June 16, 2010 § 1 Comment
At some point, a British commentator will watch Diego Forlán play football, and not feel the need to remind the watching public that he didn’t do so well in his Manchester United career. Not tonight, sadly; Guy Mowbray and Mark Lawrenson speculated that watching United fans might not recognise him (I managed. It was the name), while Gary Lineker also felt the need to remind everyone of poor Diego’s “failure”.
Of course, nobody wants to pretend that 17 goals from 98 games in a United shirt is a good return (though the two against Liverpool have got to count for at least six each). Since then? Well, he scored an excellent 59 in three seasons at Villarreal, before netting a quite outstanding 86 in three at Atlético Madrid. And a month or so ago he scored twice to win the Europa League final. He’s been La Liga’s Pichichi twice, both times picking up the European Golden Boot as well. And he’s just turned in the performance of the World Cup so far, orchestrating a Uruguayan victory from an unfamiliar role as an out-and-out No. 10.
Now, it is a truth universally acknowledged that goals scored outside the Premiership count for less. But that’s no excuse for the laziness of it, and it’s a laziness that’s pervading the British coverage of the World Cup. Alan Shearer admitted last Sunday that he knew very little about Algeria or Slovenia; in a smug sort of way, he seemed to revel in it. And Alan Hansen was happy to let us all know that watching New Zealand play Slovakia wasn’t his idea of a birthday. Well, Alan (H), there are plenty of us back here in the real world that would jump at the chance to spend our birthday working as a pundit at the World Cup. We might even do it for free. And you, Alan (S). You’ve got a job, and you’ve just informed the nation that you haven’t bothered to do any research. Would it be acceptable for a pundit in some other, less ludicrous field to admit to their audience that they were unfit for purpose? Would the Beeb have accepted it before an England match? Even without the smirk?

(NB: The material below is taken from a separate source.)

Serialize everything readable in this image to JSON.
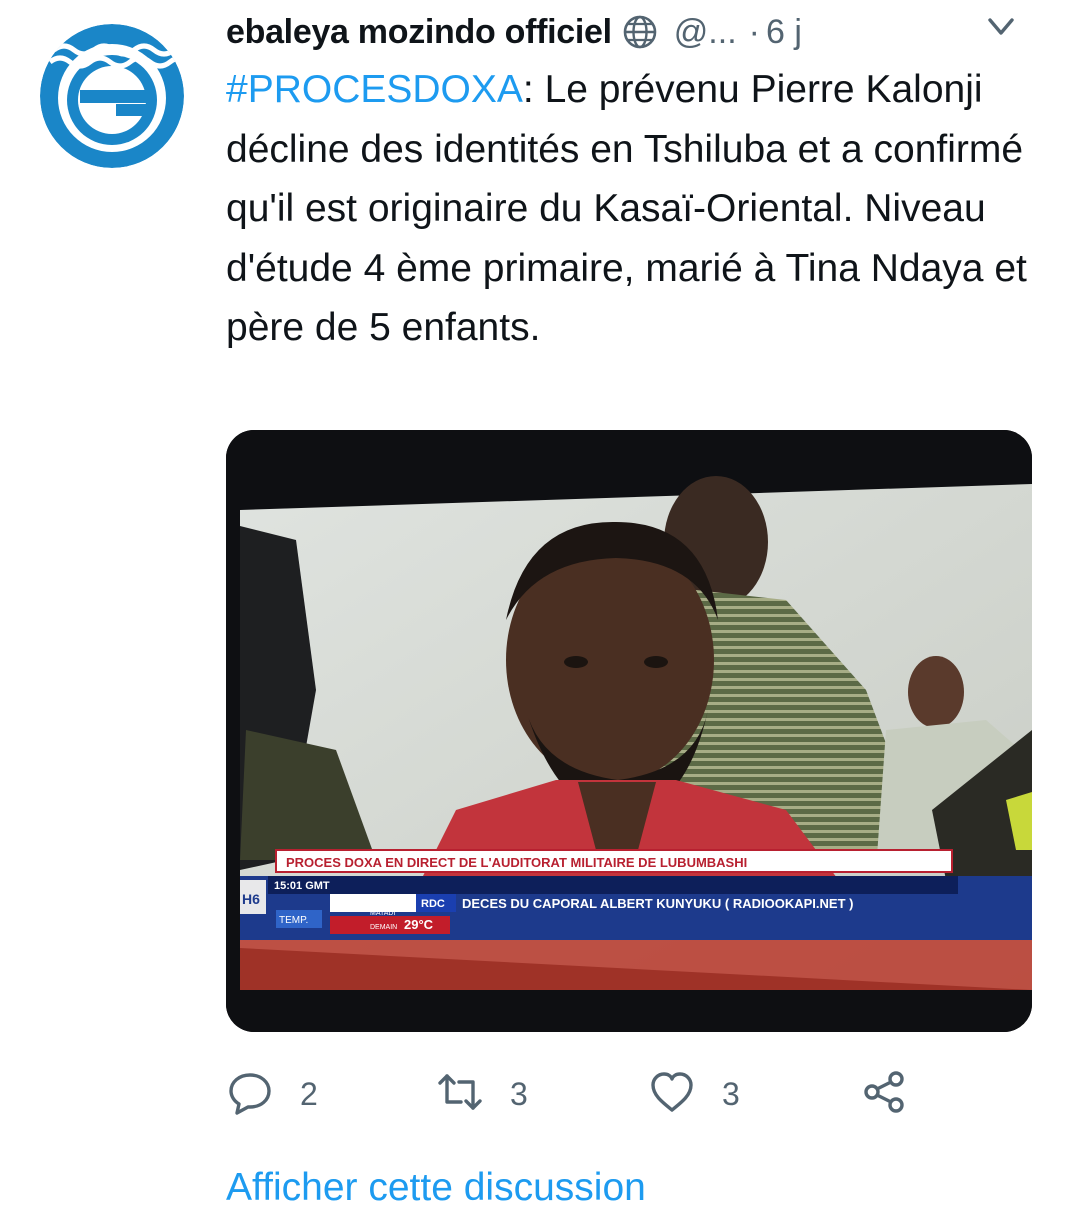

Now I know that one glib comment about Forlán is not in the same league as the sheer effrontery of the Beeb’s battery of asinine Alans. But I think they’re part of the same latent tendency within British football, a tendency that tends to belittle, degrade, or plain ignore anything that happens outside the four sides of a British television screen. It’s kind of understandable during the domestic season; there’s a lot of football going on closer to home, after all. But at the World Cup, we deserve better than the smug and patronising fare that we’re being served.
(And if you’re going to go on about Diego in England, at least mention this. Legend.)